Project description:To determine if an endogenous 22G siRNA sensor transgene is subject to siRNA amplification, small RNAs were deep sequenced from the sensor and from a control transgene that is identical to the sensor but lacks an siRNA target site. Small RNAs were isolated from synchronized young adult C. elegans and subjected to deep sequencing.
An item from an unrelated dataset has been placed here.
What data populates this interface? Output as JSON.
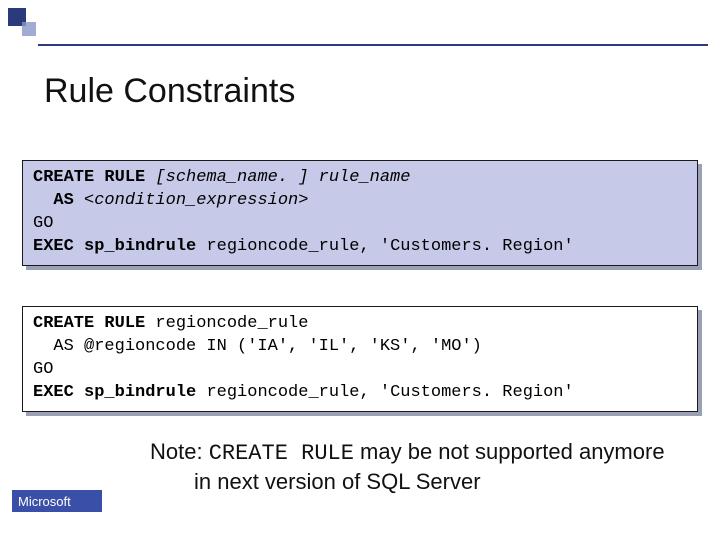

Project description:Small RNAs, including piRNAs, miRNAs and endogenous siRNAs, bind Argonaute proteins to form RNA-silencing complexes that target coding genes, transposons and aberrant RNAs. To assess the requirements for endogenous siRNA formation and activity in C. elegans, we developed a GFP-based sensor for the endogenous siRNA 22G siR-1, one of a set of abundant siRNAs processed from a precursor RNA mapping to the X chromosome, the X-cluster. Silencing of the sensor is also dependent on the partially complementary, unlinked 26G siR-O7 siRNA. We show that 26G siR-O7 acts in trans to initiate 22G siRNA formation from the X-cluster. The presence of several mispairs between 26G siR-O7 and the X-cluster mRNA, as well as mutagenesis of the siRNA sensor, indicates that siRNA target recognition is permissive to a degree of mispairing. From a candidate reverse genetic screen, we identified several factors required for 22G siR-1 activity, including the Argonaute ergo-1 and the 3' methyltransferase henn-1. Quantitative RT-PCR of small RNAs in a henn-1 mutant and deep sequencing of methylated small RNAs indicate that siRNAs and piRNAs that associate with PIWI clade Argonautes are methylated by HENN-1, while siRNAs and miRNAs that associate with non-PIWI clade Argonautes are not. Thus, PIWI-class Argonaute proteins are specifically adapted to associate with methylated small RNAs in C. elegans. This SuperSeries is composed of the following subset Series: GSE34320: Analysis of 22G siRNA triggered siRNA amplification in Caenorhabditis elegans GSE34321: Analysis of 3' 2'-O-methylated small RNAs in Caenorhabditis elegans Refer to individual Series